September is a great time for everyone to get back to business. Whether you are returning to school, renewing your fitness resolutions, or incorporating a new and improved healthy diet into your lifestyle, the fall season is the perfect time to establish a new routine.
This special time of year is also perfect for new yoga students to embark on a journey into yoga, however, with the variety of yoga styles to choose from it can feel a little overwhelming to know which classes to take. It might be of comfort to learn that each class builds upon common and basic poses.
All of our classes at Heart and Core Yoga studio offer a crossover in the occurrence of these basic poses. Once you get familiar with them, you will have a strong foundation from which to build your practice. In addition, all yoga poses can be modified to suit the needs of the varying levels in yoga classes. While each pose may share the same components, no two yoga poses will look exactly alike. Every body is different, therefore each pose will also vary slightly.
The following is a list of five basic yoga poses you’ll likely come across in all classes, plus special tips on how to perform correctly, and how they benefit the mind and body.
With both hands and feet on the mat, this pose affects all the muscles in the body. In our Vinyasa yoga classes, this pose is often revisited over and over again. It is also the most recognized pose, as well as the one people think of or call attention to when they speak about yoga.
Tips: It is not a crime to have your heels lifted and knees bent in this pose. The importance is in keeping your hips high and your spine long, not curved.
Benefits: Lengthens and decompresses the spine, stretches the hamstrings, strengthens the arms, flushes the brain with oxygen, calms the mind.
This is a great pose for all levels. Certain yoga styles offer variations of this pose, but it’s easily recognized, as the components are very similar.
Tips: Practice this pose as if your back is up against a wall. Keep your shoulders over your front leg. Resist tipping forward, instead turn your chest open toward the ceiling slightly.
Benefits: Slims the waist, strengthens the legs and core, aids in correcting postural imbalances.
Warrior I and II

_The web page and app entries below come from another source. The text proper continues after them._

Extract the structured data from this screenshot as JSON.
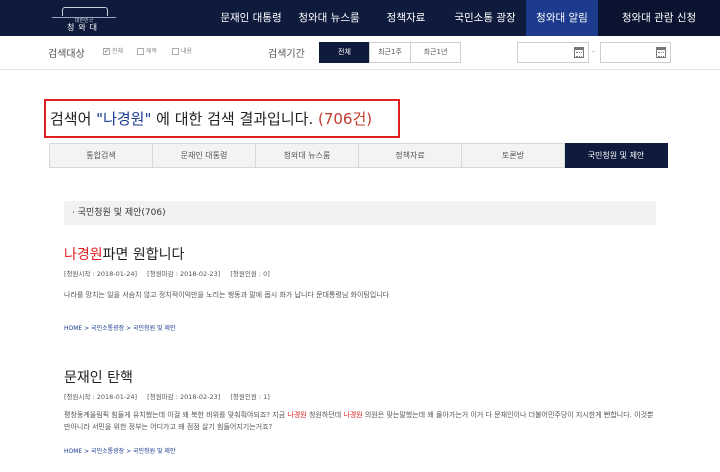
{
  "topnav": {
    "logo_sub": "대한민국",
    "logo_name": "청와대",
    "items": [
      "문재인 대통령",
      "청와대 뉴스룸",
      "정책자료",
      "국민소통 광장",
      "청와대 알림",
      "청와대 관람 신청"
    ]
  },
  "searchbar": {
    "target_label": "검색대상",
    "targets": [
      {
        "label": "전체",
        "checked": true
      },
      {
        "label": "제목",
        "checked": false
      },
      {
        "label": "내용",
        "checked": false
      }
    ],
    "period_label": "검색기간",
    "periods": [
      {
        "label": "전체",
        "active": true
      },
      {
        "label": "최근1주",
        "active": false
      },
      {
        "label": "최근1년",
        "active": false
      }
    ],
    "date_from": "",
    "date_to": "",
    "date_separator": "-"
  },
  "headline": {
    "prefix": "검색어 ",
    "keyword": "\"나경원\"",
    "suffix": " 에 대한 검색 결과입니다. ",
    "count": "(706건)"
  },
  "tabs": [
    {
      "label": "통합검색",
      "active": false
    },
    {
      "label": "문재인 대통령",
      "active": false
    },
    {
      "label": "청와대 뉴스룸",
      "active": false
    },
    {
      "label": "정책자료",
      "active": false
    },
    {
      "label": "토론방",
      "active": false
    },
    {
      "label": "국민청원 및 제안",
      "active": true
    }
  ],
  "section": {
    "title": "· 국민청원 및 제안(706)"
  },
  "results": [
    {
      "title_highlight": "나경원",
      "title_rest": "파면 원합니다",
      "meta": [
        "[청원시작 : 2018-01-24]",
        "[청원마감 : 2018-02-23]",
        "[청원인원 : 0]"
      ],
      "snippet": "나라를 망치는 일을 서슴치 않고 정치적이익만을 노리는 행동과 말에 몹시 화가 납니다 문대통령님 화이팅입니다",
      "breadcrumb": "HOME > 국민소통광장 > 국민청원 및 제안"
    },
    {
      "title_highlight": "",
      "title_rest": "문재인 탄핵",
      "meta": [
        "[청원시작 : 2018-01-24]",
        "[청원마감 : 2018-02-23]",
        "[청원인원 : 1]"
      ],
      "snippet_parts": [
        "평창동계올림픽 힘들게 유치했는데 이걸 왜 북한 비위를 맞춰줘야되죠? 지금 ",
        "나경원",
        " 청원하던데 ",
        "나경원",
        " 의원은 맞는말했는데 왜 몰아가는거 이거 다 문재인이나 더불어민주당이 지시한게 뻔합니다. 이것뿐만아니라 서민을 위한 정부는 어디가고 왜 점점 살기 힘들어지기는거죠?"
      ],
      "breadcrumb": "HOME > 국민소통광장 > 국민청원 및 제안"
    }
  ],
  "colors": {
    "nav_bg": "#0e1b3d",
    "nav_active": "#1d3b8e",
    "highlight_red": "#e02020",
    "keyword_blue": "#1a3a8f"
  }
}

Looking dynamic and powerful, it’s no wonder we see these poses in a lot of yoga ads or commercials. They exude self-assurance and poise. By practicing Warrior I or II, one feels like a warrior!
Tips: Keep your front knee directly over your ankle. Maintain an upright position with both shoulders over your hips. Straighten and root down with your back leg firmly. Keep shoulders relaxed down and away from your ears.
Benefits: Strengthens the legs and hips, stretches the psoas muscles, instills a sense of confidence like a peaceful warrior.
This pose is often used as a reprieve from the challenging moments in yoga. It is recommended to visit this pose as often as needed when you need a little rest break.
Tips: If you are unable to rest your forehead on the mat, rest it on your forearms, a yoga block or a folded blanket.
Benefits: Stretches the low back and hips, calms the nervous system, stimulates the kidneys and relaxes the spinal muscles.
Otherwise known as Savasana or final relaxation, this pose is the single most important one you will do in your yoga practice. It happens at the very end of class and is what makes your hard work worth it.
Tips: To fully experience this pose it is important to let go of all agenda and savor just “being” rather than “doing.” For some, this pose will be the most challenging to master. It requires a level of surrender that may seem counterintuitive in our busy world.
Benefits: Lowers blood pressure, relaxes heart rate, calms the mind and makes you fall in love with yoga.
These five poses lay the foundation for many yoga class routines. Variations will often include some twisting, extending or balancing in different ways, but by mastering the basics, the next steps will come naturally.